Xlf.ca Home Samurai Code of Honor Courage Samuri Religion - History of Buddism

Buddhism

A Sutra Equal In Size To The Whole World
The holy writ that Zen masters admire is not one of parchment...

The Four Alternatives And The Five Categories
There are, according to Zen, the four classes of religious an...

Zazen Or The Sitting In Meditation
Habit comes out of practice, and forms character by degrees, ...

The Sermon Of The Inanimate
The Scripture of Zen is written with facts simple and familia...

Where Then Does The Error Lie?
Where, then, does the error lie in the four possible proposit...

The Usual Explanation Of The Canon
An eminent Chinese Buddhist scholar, well known as Ten Dai Da...

Zen After The Downfall Of The Ho-jo Regency
Towards the end of the Ho-Jo period, and after the downfall o...

Pessimistic View Of The Ancient Hindus
In addition to this, the new theory of matter has entirely ov...

Thing-in-itself Means Thing-knowerless
How, then, did philosophers come to consider reality to be un...

All The Worlds In Ten Directions Are Buddha's Holy Land
We are to resume this problem in the following chapter. Suff...

The Fifth And The Sixth Patriarchs
Tao Sin transmitted the Law to Hung Jan (Ko-nin), who being e...

Where Does The Root Of The Illusion Lie?
Now let us examine where illusion lies hidden from the view o...

Our Conception Of Buddha Is Not Final
Has, then, the divine nature of Universal Spirit been complet...

The Resemblance Of The Zen Monk To The Samurai
Let us point out in brief the similarities between Zen and Ja...

The Application Of The Law Of Causation To Morals
Although it may be needless to state here the law of causatio...

The Ten Pictures Of The Cowherd
The pictures were drawn by Kwoh Ngan (Kaku-an), a Chinese...

Universal Life Is Universal Spirit
These considerations naturally lead us to see that Universal ...

Zen And Nirvana
The beatitude of Zen is Nirvana, not in the Hinayanistic sens...

The Breathing Exercise Of The Yogi
Breathing exercise is one of the practices of Yoga, and somew...

The Mystery Of Life
Thus far we have pointed out the inevitable conflictions in l...




Introduction Of Zen Into China By Bodhidharma
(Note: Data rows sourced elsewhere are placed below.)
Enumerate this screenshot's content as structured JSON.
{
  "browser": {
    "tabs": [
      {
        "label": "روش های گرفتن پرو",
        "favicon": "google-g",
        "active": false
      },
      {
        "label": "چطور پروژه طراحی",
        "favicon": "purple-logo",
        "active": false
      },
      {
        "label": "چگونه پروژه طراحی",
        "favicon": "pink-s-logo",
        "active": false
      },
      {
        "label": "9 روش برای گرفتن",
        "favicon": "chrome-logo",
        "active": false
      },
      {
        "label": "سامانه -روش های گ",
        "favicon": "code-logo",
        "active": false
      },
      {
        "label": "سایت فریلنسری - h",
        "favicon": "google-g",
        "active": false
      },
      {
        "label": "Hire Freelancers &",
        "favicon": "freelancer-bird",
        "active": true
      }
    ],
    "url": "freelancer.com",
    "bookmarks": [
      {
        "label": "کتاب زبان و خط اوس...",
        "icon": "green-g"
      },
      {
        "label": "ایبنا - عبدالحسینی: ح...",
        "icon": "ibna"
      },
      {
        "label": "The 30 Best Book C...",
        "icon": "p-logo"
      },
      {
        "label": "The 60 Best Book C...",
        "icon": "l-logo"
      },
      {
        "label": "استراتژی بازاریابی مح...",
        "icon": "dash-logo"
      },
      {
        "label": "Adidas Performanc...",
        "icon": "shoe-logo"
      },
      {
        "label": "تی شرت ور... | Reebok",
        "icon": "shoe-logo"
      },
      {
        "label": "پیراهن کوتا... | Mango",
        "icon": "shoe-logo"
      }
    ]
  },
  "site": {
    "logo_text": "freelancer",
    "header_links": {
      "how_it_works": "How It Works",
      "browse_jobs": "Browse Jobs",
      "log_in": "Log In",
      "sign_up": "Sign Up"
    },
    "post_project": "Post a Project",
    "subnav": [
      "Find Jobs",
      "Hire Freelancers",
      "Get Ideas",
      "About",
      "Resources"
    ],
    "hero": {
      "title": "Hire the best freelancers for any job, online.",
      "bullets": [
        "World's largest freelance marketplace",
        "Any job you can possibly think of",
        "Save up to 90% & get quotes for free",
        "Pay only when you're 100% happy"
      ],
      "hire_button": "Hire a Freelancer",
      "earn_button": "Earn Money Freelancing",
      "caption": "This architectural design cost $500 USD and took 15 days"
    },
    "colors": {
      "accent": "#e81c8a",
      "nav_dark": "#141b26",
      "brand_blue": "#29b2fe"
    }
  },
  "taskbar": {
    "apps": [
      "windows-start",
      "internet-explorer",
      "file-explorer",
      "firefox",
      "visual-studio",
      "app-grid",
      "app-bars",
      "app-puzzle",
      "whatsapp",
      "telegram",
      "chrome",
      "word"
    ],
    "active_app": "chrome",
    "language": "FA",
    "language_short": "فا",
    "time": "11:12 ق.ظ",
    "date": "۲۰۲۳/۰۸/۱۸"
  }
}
An epoch-making event took place in the Buddhist history of China by
Bodhidharma's coming over from Southern India to that country in
about A.D. 520. It was the introduction, not of the dead
scriptures, as was repeatedly done before him, but of a living faith,
not of any theoretical doctrine, but of practical Enlightenment, not
of the relies of Buddha, but of the Spirit of Shakya Muni; so that
Bodhidharma's position as a representative of Zen was unique. He
was, however, not a missionary to be favourably received by the
public. He seems to have behaved in a way quite opposite to that in
which a modern pastor treats his flock. We imagine him to have been
a religious teacher entirely different in every point from a popular
Christian missionary of our age. The latter would smile or try to
smile at every face he happens to see and would talk sociably; while
the former would not smile at any face, but would stare at it with
the large glaring eyes that penetrated to the innermost soul. The
latter would keep himself scrupulously clean, shaving, combing,
brushing, polishing, oiling, perfuming, while the former would be
entirely indifferent to his apparel, being always clad in a faded
yellow robe. The latter would compose his sermon with a great care,
making use of rhetorical art, and speak with force and elegance;
while the former would sit as absolutely silent as the bear, and kick
one off, if one should approach him with idle questions.


Buddhist historians differ in opinion respecting the date of
Bodhidharma's appearance in China. Compare Chwen Fah Chan Tsung Lun
(Den bo sho ju ron) and Hwui Yuen (E-gen).






Next: Bodhidharma And The Emperor Wu

Previous: Origin Of Zen In India



Add to Informational Site Network
Report
Privacy
ADD TO EBOOK


Viewed 1477